The security agencies, committed to keeping our peace, despite their disagreement with the organisers of the demonstration, bent over backwards in monitoring the demonstration to ensure that there were no excesses and no infiltration to mar the beauty of the event.
The media’s monitoring of the event indicated crowd control was professional. From the Tetteh Quarshie Roundabout to the Airport route through the 37 Military Hospital to the Jubilee House, and later to Parliament, everything was peaceful.
We need to commend the organisers for managing affairs to the satisfaction of members of the general public.
As for the message, we believe the leading opposition party intended it for its publics, and so Ghanaians may understand them. Being in opposition allows for some modicum of flexing, and we believe that’s what the NDC did.

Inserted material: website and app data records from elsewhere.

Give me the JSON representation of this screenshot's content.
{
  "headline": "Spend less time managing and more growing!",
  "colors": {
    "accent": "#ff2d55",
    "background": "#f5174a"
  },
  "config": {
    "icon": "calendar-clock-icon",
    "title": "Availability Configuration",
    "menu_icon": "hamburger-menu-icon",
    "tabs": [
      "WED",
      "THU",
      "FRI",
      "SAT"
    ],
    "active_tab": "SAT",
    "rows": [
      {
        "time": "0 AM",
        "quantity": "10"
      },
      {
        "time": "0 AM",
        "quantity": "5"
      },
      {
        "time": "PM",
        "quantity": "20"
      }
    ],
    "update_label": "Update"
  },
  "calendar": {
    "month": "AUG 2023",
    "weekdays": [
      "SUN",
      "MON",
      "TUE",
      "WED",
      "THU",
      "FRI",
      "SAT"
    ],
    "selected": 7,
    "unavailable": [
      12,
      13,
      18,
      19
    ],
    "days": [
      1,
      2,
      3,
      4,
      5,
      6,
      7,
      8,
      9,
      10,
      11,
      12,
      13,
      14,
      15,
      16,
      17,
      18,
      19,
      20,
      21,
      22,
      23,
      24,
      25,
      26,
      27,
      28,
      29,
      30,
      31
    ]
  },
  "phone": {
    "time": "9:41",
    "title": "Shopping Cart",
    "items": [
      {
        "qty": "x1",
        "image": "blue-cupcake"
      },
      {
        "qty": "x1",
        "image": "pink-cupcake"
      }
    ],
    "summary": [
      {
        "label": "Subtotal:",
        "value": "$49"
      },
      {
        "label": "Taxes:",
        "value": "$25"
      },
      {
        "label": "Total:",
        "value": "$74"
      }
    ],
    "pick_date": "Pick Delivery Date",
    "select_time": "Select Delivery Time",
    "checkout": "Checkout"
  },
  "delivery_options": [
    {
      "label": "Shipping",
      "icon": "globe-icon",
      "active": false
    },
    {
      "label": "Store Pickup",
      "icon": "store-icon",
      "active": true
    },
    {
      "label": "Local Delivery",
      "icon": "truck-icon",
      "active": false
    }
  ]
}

Particularly for the NDC national youth organiser, it was a day and also a fitting climax, in his opinion, for a well-orchestrated programme of “shaking Ghana” and “compelling government to listen.”
What was not clear was the noise about government not having accomplished anything, and jobs still not available for the youth. The record doesn’t support that claim, especially given the fact that unemployment was worse under the NDC administration, from the Rawlings era through Professor John Evans Atta Mills’ and Mahama.
We are particularly enthused about the fact that this demonstration has come and gone – and most probably – with that, all other demonstrations that the NDC has sworn to inflict upon us.
Holding peaceful demonstrations adds to our democratic gains, and it is particularly refreshing when the NDC leadership has proved that it can be relied upon by the security agencies.
As they would admit, because they have been there before, governments all over the world manage situations before giving organisers of demonstrations ‘the green light’. While we hope that this ‘act of magnanimity’ on the part of the authorities and security agencies will not be abused in future, it is still important that all stakeholders refer to the laws when taking crucial decisions. After all, social stability is a collective duty.
While we allow the NDC the right to its opinions and messages, we need to stress that its current propaganda about injustice, together with the insinuation about the ruling administration having the Judiciary under its armpit, are patent lies that diminish the integrity of yesterday’s protest.
Any serious politician and law student would know that since our national independence, Ghana’s Judiciary has been largely flawless in the handling of its sacred responsibilities, regardless of the system of government that we have had to live with.
From Justice Kobina Aku Korsah through Nii Amaa Ollenu and Philip Archer; Georgina Wood to Kwesi Anin-Yeboah, we must admit making mischievous references to our Judiciary is like attacking the head of the family. The consequences will certainly be dire and often self-destructive.
Way to go
In all these, we at the Daily Statesman are particularly satisfied that the Ghana Police Service did not resort to the law courts to prevent the NDC from carrying out yesterday’s demonstration. That would have led to an intensified propaganda that the government was undermining the rights of the citizenry to protest.
We are also happy that there were no provocations and subsequent unhelpful reactions. That is the way to go in a democratic nation where the rule of law operates.
We will always agree to disagree about issues in the country, but as we give vent to our feelings, it is always important that we do so in a manner that does not impair the peace and stability of the country. That is what the NDC was led to do yesterday, and that is the way to go.